I’ve been both nervous and excited to watch the events in Egypt unfold over the past few weeks. After visiting some friends in Cairo in 2007, the nation remains a special place to me. Seeing some of those friends disappear from Facebook from a few days at the end of January gave me an ominous feeling that things wouldn’t turn out well. It seemed for a while that the long-held belief that Mubarak could never be dislodged was being tested to its limits, only to be reinforced with a bloody crackdown.
This victory doesn’t just change the regime in Egypt, it changes the mindset of the Egyptian people and beyond. After the Tunisian revolution, some people in Egypt started to imagine that it could happen there, but many others still didn’t. In fact, the friend I stayed with in Cairo was traveling through Europe for work when the protests started and wasn’t expecting much of anything to come of them. A week later, he was trying to get back into the country to join the chorus of Egyptians who’d despised Mubarak for years but felt powerless to do anything about it. Today Egyptians feel a greater sense of having the power to bring about change on their own. And other long-repressed peoples are starting to believe that they can too.

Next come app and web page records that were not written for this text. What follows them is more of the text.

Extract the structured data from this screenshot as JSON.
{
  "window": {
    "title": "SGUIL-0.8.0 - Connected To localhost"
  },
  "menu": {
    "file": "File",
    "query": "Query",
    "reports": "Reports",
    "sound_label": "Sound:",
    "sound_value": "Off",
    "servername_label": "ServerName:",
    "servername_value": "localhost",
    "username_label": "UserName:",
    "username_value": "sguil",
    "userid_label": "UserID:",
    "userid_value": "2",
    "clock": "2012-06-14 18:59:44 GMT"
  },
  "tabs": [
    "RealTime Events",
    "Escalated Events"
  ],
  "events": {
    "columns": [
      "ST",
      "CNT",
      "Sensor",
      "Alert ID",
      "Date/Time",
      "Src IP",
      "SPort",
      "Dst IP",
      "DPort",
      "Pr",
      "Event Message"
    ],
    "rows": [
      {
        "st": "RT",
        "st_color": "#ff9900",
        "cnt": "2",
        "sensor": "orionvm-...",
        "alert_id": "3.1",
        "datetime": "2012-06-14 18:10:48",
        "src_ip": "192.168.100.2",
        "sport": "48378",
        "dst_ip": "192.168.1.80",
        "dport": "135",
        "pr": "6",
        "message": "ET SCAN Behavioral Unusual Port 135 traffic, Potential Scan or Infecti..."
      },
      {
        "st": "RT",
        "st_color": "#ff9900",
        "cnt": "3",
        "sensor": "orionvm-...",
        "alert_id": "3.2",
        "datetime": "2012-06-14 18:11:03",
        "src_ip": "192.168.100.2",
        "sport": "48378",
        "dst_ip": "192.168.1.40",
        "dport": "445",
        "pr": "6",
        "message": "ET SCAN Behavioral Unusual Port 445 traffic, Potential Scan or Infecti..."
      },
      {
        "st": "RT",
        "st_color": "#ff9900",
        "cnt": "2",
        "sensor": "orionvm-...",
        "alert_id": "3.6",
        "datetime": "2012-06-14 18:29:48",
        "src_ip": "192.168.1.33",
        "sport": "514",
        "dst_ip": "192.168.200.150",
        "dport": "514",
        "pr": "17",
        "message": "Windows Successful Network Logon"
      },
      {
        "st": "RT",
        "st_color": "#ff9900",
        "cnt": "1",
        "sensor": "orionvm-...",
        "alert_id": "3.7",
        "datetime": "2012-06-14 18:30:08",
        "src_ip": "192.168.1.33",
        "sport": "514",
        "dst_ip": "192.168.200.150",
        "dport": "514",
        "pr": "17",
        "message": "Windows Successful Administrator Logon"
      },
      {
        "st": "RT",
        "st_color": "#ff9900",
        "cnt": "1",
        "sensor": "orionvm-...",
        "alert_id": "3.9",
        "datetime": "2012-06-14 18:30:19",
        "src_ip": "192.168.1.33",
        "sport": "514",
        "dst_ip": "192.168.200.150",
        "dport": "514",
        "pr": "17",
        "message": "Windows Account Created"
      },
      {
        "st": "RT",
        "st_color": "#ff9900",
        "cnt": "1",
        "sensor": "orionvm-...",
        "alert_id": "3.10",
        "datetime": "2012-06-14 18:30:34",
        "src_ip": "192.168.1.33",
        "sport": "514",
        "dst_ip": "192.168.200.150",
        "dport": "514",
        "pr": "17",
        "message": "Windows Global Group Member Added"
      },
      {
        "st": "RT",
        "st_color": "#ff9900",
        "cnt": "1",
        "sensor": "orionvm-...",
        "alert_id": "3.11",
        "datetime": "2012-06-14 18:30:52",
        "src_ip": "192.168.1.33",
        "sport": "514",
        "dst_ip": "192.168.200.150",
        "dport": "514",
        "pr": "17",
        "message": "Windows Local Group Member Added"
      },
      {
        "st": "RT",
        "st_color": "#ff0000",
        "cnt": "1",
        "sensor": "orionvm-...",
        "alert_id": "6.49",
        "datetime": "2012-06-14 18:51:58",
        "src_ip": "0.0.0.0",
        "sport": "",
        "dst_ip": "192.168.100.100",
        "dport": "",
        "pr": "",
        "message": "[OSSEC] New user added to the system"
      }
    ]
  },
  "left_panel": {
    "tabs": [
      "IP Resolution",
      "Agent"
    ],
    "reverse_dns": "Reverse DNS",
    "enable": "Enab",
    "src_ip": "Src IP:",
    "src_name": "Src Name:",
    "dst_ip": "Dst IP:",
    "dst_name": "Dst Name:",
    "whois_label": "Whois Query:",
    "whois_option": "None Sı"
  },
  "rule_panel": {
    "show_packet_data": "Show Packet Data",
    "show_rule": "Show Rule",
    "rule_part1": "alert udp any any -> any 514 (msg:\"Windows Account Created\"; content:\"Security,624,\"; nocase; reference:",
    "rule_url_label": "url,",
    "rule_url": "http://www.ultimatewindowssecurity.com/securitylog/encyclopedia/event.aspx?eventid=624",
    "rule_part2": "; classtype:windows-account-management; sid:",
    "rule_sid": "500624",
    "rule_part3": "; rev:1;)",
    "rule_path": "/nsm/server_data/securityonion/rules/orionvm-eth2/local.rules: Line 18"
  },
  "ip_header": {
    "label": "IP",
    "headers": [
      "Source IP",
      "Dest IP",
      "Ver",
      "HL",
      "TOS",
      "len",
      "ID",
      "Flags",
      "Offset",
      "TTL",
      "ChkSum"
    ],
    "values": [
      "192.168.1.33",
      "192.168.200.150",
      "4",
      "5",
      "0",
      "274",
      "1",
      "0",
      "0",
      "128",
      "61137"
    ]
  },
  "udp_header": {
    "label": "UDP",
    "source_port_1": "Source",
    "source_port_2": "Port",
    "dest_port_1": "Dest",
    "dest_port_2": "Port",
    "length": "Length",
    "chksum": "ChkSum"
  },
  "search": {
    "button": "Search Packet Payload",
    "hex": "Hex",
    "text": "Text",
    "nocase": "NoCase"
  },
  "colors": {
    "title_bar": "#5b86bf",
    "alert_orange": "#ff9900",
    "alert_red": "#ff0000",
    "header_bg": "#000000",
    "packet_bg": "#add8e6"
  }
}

Eight years ago, as we were preparing to enter Iraq, many supporters of the invasion believed that toppling Saddam Hussein’s regime would be the domino that inspires others to rise up against their own oppressors, but it never happened. Instead, Iraq descended into bloody civil war and authoritarian countries like Iran were able to tighten their grip. It was never well-understood that in order for totalitarianism to give way to democracy, the people of that country have to fight that battle themselves. We can’t make that transition for them. The Egyptian people didn’t – and still don’t – need our help to build a nation with greater freedom and democratic values. They just risked their lives for it. They know what they want – and if left alone, they’ll build it. And that’s more likely to be the impetus that brings greater freedom and democracy to that entire region.